BEGIN DATASET CONTENT
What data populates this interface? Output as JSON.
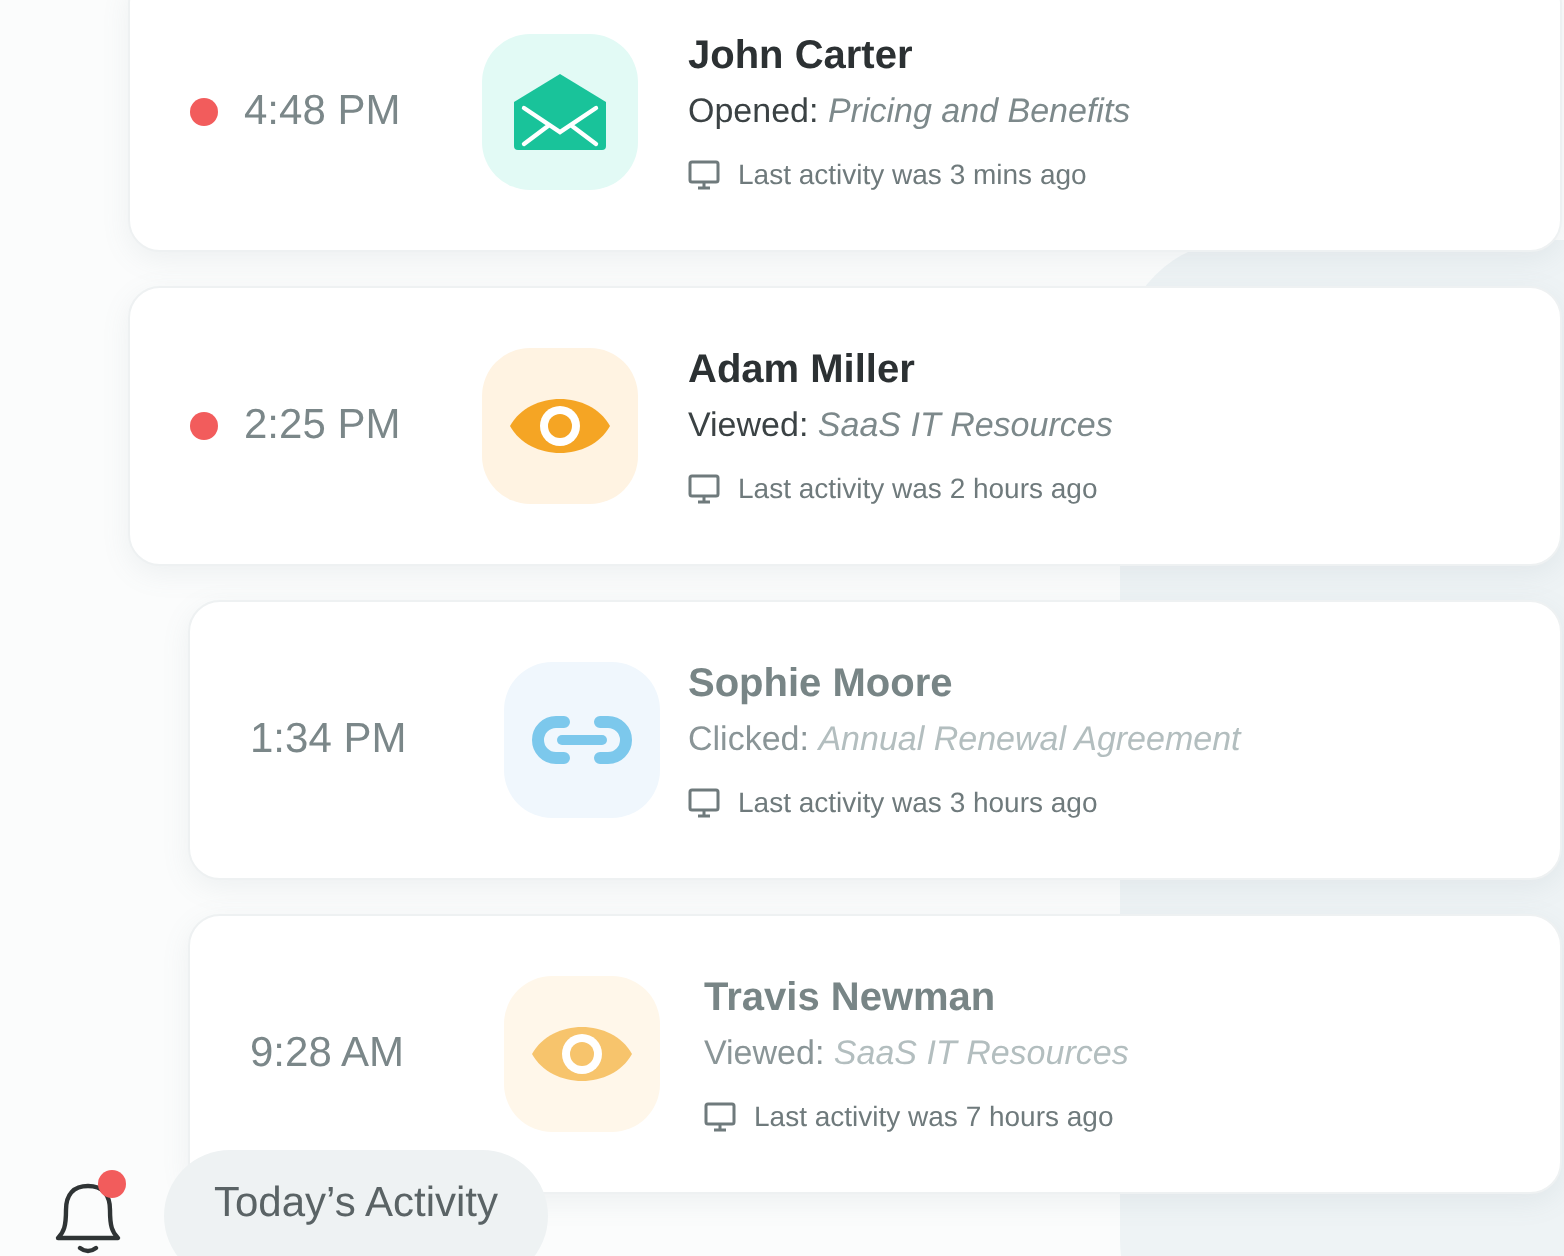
{
  "activities": [
    {
      "time": "4:48 PM",
      "unread": true,
      "kind": "opened",
      "name": "John Carter",
      "action": "Opened:",
      "subject": "Pricing and Benefits",
      "last_activity": "Last activity was 3 mins ago"
    },
    {
      "time": "2:25 PM",
      "unread": true,
      "kind": "viewed",
      "name": "Adam Miller",
      "action": "Viewed:",
      "subject": "SaaS IT Resources",
      "last_activity": "Last activity was 2 hours ago"
    },
    {
      "time": "1:34 PM",
      "unread": false,
      "kind": "clicked",
      "name": "Sophie Moore",
      "action": "Clicked:",
      "subject": "Annual Renewal Agreement",
      "last_activity": "Last activity was 3 hours ago"
    },
    {
      "time": "9:28 AM",
      "unread": false,
      "kind": "viewed",
      "name": "Travis Newman",
      "action": "Viewed:",
      "subject": "SaaS IT Resources",
      "last_activity": "Last activity was 7 hours ago"
    }
  ],
  "footer": {
    "bell_badge": true,
    "label": "Today’s Activity"
  }
}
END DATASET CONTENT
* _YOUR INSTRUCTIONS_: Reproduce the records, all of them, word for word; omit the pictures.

* _OUTPUT FOR THIS TASK_:
What data populates this interface? Output as JSON.
{
  "activities": [
    {
      "time": "4:48 PM",
      "unread": true,
      "kind": "opened",
      "name": "John Carter",
      "action": "Opened:",
      "subject": "Pricing and Benefits",
      "last_activity": "Last activity was 3 mins ago"
    },
    {
      "time": "2:25 PM",
      "unread": true,
      "kind": "viewed",
      "name": "Adam Miller",
      "action": "Viewed:",
      "subject": "SaaS IT Resources",
      "last_activity": "Last activity was 2 hours ago"
    },
    {
      "time": "1:34 PM",
      "unread": false,
      "kind": "clicked",
      "name": "Sophie Moore",
      "action": "Clicked:",
      "subject": "Annual Renewal Agreement",
      "last_activity": "Last activity was 3 hours ago"
    },
    {
      "time": "9:28 AM",
      "unread": false,
      "kind": "viewed",
      "name": "Travis Newman",
      "action": "Viewed:",
      "subject": "SaaS IT Resources",
      "last_activity": "Last activity was 7 hours ago"
    }
  ],
  "footer": {
    "bell_badge": true,
    "label": "Today’s Activity"
  }
}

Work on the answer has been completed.